CASE UPDATE: Regular readers will recall the story of JS of Basingstoke who was tricked into transferring £30,000 out of his account to fraudsters.
It was a sophisticated push-payment fraud, which started with a bogus phone call from a crook posing as a member of NatWest’s fraud team.
The caller knew JS’s address, his date of birth, his mother’s maiden name and his wife’s name, and warned that his account had been breached and he needed to take action.
It’s no surprise to me that people fall victim to this alarming scam – however, NatWest seemed to believe that it was JS’s fault for not taking necessary precautions.
Despite my appeals, it refused to help JS, so I advised him to take his case to the Financial Ombudsman Service.
He’s just heard back and it’s great news – the FOS forced the bank to play fair with JS and has refunded all his cash, plus 8% interest for the time it was out of his account, as well as handing him £300 compensation.
He’s understandably chuffed at the result, and I hope it encourages NatWest to take a more reasonable approach to future victims of the scam.
It was one of the banks that has signed up to a new code of conduct that came into force at the end of May, which is designed to make it easier for victims to get their money back.
It doesn’t mean that victims will automatically get their money back.

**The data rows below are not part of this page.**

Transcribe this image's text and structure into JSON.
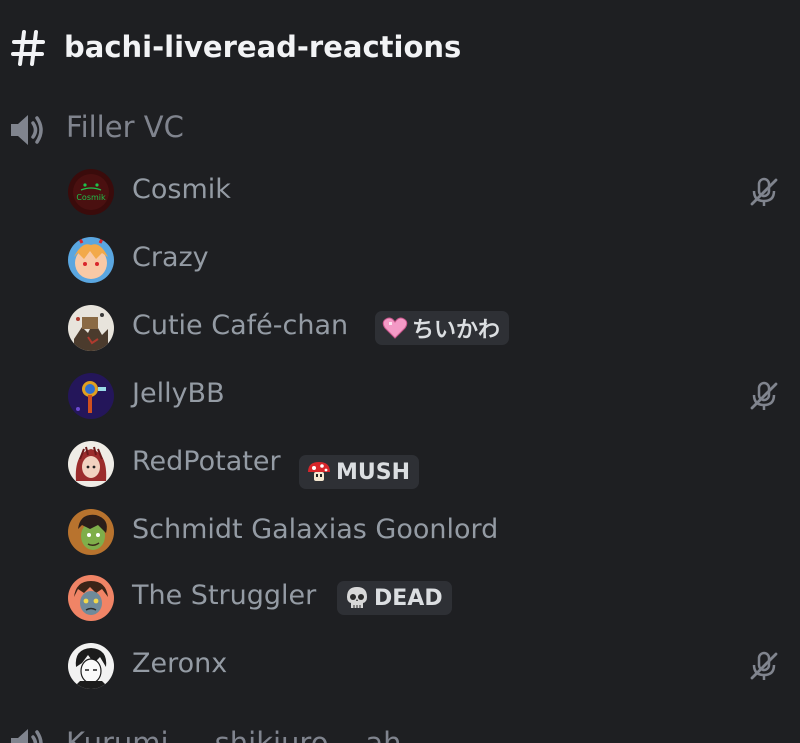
{
  "text_channel": {
    "icon": "hash-icon",
    "name": "bachi-liveread-reactions"
  },
  "voice_channel": {
    "icon": "speaker-icon",
    "name": "Filler VC",
    "members": [
      {
        "name": "Cosmik",
        "muted": true,
        "tag": null
      },
      {
        "name": "Crazy",
        "muted": false,
        "tag": null
      },
      {
        "name": "Cutie Café-chan",
        "muted": false,
        "tag": {
          "icon": "pink-heart-icon",
          "label": "ちいかわ"
        }
      },
      {
        "name": "JellyBB",
        "muted": true,
        "tag": null
      },
      {
        "name": "RedPotater",
        "muted": false,
        "tag": {
          "icon": "red-mushroom-icon",
          "label": "MUSH"
        }
      },
      {
        "name": "Schmidt Galaxias Goonlord",
        "muted": false,
        "tag": null
      },
      {
        "name": "The Struggler",
        "muted": false,
        "tag": {
          "icon": "skull-icon",
          "label": "DEAD"
        }
      },
      {
        "name": "Zeronx",
        "muted": true,
        "tag": null
      }
    ]
  },
  "next_voice_channel": {
    "icon": "speaker-icon",
    "name": "Kurumi ... shikiuro ...ah"
  },
  "colors": {
    "background": "#1e1f22",
    "channel_text": "#f2f3f5",
    "muted_text": "#949ba4",
    "tag_background": "#2e3035"
  }
}
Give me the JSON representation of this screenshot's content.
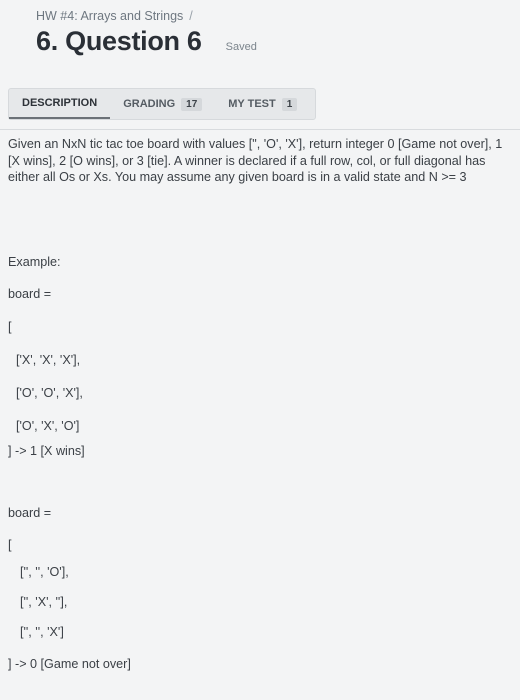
{
  "breadcrumb": {
    "text": "HW #4: Arrays and Strings",
    "separator": "/"
  },
  "title": "6. Question 6",
  "status": "Saved",
  "tabs": [
    {
      "label": "DESCRIPTION",
      "badge": ""
    },
    {
      "label": "GRADING",
      "badge": "17"
    },
    {
      "label": "MY TEST",
      "badge": "1"
    }
  ],
  "description": "Given an NxN tic tac toe board with values [\", 'O', 'X'], return integer 0 [Game not over], 1 [X wins], 2 [O wins], or 3 [tie]. A winner is declared if a full row, col, or full diagonal has either all Os or Xs. You may assume any given board is in a valid state and N >= 3",
  "example": {
    "heading": "Example:",
    "board1_label": "board =",
    "board1_open": "[",
    "board1_rows": [
      "['X', 'X', 'X'],",
      "['O', 'O', 'X'],",
      "['O', 'X', 'O']"
    ],
    "board1_result": "] -> 1 [X wins]",
    "board2_label": "board =",
    "board2_open": "[",
    "board2_rows": [
      "['', '', 'O'],",
      "['', 'X', ''],",
      "['', '', 'X']"
    ],
    "board2_result": "] -> 0 [Game not over]"
  }
}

But it does mean banks will have to prove that people who fall prey to the fraud acted carelessly.
For instance, if you ignore warnings when setting up a new payee, then the bank will accuse you of being ‘careless’ and won’t repay your losses.
I suspect NatWest will be looking closely for evidence of carelessness!
OUTCOME: NatWest repays £30,000 plus interest